Ryan said that gastric bypass leads to the greatest weight loss, but it is the least safe option and requires lifelong vitamin and mineral supplementation. Gastric band is the safest procedure, although it leads to less weight loss than the other options and requires adherence for the greatest efficacy.
All of the surgical options are associated with gastrointestinal complications, such as disruption of diet as well as nausea, vomiting, and gallstones. Band erosion and displacement are more often found in people undergoing gastric banding, while internal hernias and obstruction, anastomic complications, and suture-line and staple-line complications are more common in people undergoing gastric bypass. ■
1.American Diabetes Association. Standards of medical care in diabetes—2013. Diabetes Care. 2013;36(Suppl 1):S11-S66.
2.Bonow R. Primary prevention of cardiovascular disease: a call to action. Circulation. 2002;106(25):3143-3421.
3.Chobanian AV, Bakris GL, Black HR, et al. The Seventh Report of the Joint National Committee on Prevention, Detection, Evaluation, and Treatment of High Blood Pressure: the JNC 7 report. JAMA. 2003;289(19):2560-2572.
4.Knowler WC, Barrett-Connor E, Fowler SE, et al. Reduction in the incidence of type 2 diabetes with lifestyle intervention or metformin. N Engl J Med. 2002;346(6):393-403.
5.Hamman RF, Wing R, Wylie-Rosett J. Effect of weight loss with lifestyle intervention on risk of diabetes. Diabetes Care. 2006;29(9):2102-2107.
6.FDA. Available at: www.accessdata.fda.gov/drugsatfda_docs/label/2012/085128s065lbl.pdf. Accessed February 2014.
7.FDA. Available at: www.accessdata.fda.gov/drugsatfda_docs/label/2012/020766s029lbl.pdf. Accessed February 2014.
8.Garvey WT, Ryan DH, Look M, et al. Two-year sustained weight loss and metabolic benefits with controlled-release phentermine/toiramate in obese and overweight adults (SEQUEL): a randomized, placebo-controlled, phase 3 extension study. Am J Clin Nutr. 2012;95:297-308.
9.O’Neil P, Smith S, Weissman N, et al. Randomized placebo-controlled clinical trial of lorcaserin for weight loss in type 2 diabetes mellitus: the BLOOM-DM study. Obesity. 2012;20:1426-1436.
10.Mechanick JL, Kushner R, Sugarman H, et al. American Association of Clinical Endocrinologists, The Obesity Society, and American Society for Metabolic & Bariatric Surgery medical guidelines for clinical practice for the perioperative nutritional, metabolic, and nonsurgical support of the bariatric surgery patient. Endoc Pract. 2008;14(suppl 1):1-83.

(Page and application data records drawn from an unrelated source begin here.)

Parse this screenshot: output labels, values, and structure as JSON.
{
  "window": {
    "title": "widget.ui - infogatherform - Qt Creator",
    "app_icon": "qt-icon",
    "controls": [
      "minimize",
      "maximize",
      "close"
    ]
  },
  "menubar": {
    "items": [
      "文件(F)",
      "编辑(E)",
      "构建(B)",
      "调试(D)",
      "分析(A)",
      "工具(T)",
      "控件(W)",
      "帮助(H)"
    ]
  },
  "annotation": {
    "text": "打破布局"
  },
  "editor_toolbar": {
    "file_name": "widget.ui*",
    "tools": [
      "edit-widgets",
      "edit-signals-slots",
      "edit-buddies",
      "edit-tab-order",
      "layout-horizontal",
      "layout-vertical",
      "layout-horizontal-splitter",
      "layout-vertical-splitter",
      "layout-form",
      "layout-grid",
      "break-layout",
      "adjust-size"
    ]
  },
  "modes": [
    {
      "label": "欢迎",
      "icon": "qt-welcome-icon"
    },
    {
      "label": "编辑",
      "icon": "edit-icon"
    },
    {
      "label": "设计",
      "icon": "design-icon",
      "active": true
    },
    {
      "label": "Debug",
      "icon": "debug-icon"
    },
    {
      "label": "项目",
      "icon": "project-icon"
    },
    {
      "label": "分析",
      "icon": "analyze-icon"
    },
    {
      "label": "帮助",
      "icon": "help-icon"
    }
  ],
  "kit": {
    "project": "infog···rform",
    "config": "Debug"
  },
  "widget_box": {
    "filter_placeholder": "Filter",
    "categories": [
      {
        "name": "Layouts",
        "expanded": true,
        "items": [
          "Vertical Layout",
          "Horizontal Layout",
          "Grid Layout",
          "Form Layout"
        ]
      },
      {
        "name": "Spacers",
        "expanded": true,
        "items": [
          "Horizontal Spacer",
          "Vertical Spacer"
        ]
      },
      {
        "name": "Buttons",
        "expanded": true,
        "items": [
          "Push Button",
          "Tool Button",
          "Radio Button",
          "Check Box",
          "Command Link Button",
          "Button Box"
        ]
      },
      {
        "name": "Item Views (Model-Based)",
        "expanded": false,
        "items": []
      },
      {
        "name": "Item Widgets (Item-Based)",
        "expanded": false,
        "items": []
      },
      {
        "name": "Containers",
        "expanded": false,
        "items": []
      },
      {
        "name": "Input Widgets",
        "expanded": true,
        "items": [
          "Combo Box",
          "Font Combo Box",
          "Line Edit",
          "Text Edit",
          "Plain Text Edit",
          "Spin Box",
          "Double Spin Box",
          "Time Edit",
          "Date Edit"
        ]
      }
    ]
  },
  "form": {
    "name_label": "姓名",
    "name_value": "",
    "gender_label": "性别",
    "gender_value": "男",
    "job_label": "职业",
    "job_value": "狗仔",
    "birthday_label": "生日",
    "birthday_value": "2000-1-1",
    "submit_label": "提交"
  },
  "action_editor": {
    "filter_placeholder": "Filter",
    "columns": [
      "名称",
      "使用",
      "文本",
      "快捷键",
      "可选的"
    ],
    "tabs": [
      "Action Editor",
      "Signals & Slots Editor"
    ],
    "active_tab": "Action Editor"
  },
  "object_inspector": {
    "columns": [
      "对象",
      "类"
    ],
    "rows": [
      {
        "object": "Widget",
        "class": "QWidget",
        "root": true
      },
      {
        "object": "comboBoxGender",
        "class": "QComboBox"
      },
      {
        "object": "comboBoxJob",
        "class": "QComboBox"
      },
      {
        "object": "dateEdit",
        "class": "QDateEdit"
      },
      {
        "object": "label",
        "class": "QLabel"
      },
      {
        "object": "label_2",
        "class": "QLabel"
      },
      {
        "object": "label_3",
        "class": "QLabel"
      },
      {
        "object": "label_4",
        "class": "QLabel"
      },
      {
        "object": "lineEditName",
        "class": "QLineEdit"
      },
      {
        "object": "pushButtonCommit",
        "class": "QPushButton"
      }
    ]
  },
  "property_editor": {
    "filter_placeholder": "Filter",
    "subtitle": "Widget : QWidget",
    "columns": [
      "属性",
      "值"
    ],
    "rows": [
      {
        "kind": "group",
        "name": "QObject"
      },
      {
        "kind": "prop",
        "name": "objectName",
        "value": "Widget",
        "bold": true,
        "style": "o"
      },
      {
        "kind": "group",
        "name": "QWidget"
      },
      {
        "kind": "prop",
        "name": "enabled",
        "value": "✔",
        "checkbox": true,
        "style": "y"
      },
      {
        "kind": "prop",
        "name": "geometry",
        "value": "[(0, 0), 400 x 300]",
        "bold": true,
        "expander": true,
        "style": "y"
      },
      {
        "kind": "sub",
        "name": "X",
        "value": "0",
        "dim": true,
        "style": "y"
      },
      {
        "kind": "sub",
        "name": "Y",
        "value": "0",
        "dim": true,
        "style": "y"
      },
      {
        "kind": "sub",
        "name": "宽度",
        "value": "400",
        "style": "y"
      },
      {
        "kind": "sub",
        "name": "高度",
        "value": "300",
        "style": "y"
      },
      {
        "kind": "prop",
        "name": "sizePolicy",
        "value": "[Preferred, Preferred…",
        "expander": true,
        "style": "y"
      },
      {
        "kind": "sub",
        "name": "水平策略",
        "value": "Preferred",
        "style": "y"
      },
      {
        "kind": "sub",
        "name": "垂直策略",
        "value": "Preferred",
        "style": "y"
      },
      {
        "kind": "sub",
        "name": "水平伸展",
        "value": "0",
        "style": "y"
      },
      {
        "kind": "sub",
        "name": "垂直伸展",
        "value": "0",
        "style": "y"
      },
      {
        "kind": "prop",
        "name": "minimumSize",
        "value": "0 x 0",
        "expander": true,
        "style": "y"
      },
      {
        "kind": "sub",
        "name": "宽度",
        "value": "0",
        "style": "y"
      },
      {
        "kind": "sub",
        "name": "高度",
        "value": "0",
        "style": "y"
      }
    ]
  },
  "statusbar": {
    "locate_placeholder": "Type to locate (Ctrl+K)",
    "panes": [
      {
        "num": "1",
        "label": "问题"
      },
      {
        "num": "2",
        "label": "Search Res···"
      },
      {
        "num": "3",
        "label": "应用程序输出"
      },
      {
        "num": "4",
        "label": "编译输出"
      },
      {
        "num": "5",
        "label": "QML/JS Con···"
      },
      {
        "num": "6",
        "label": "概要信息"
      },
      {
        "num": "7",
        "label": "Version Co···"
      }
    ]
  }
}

11.Payne JH, DeWind LT. Surgical treatment of obesity. Am J Surg. 1969;118:141-147.
12.Hocking MP, Duerson M, O’Leary J, Woodward E. Jejunoileal bypass for morbid obesity—late follow-up in 100 cases. N Engl J Med. 1983;308:995-999.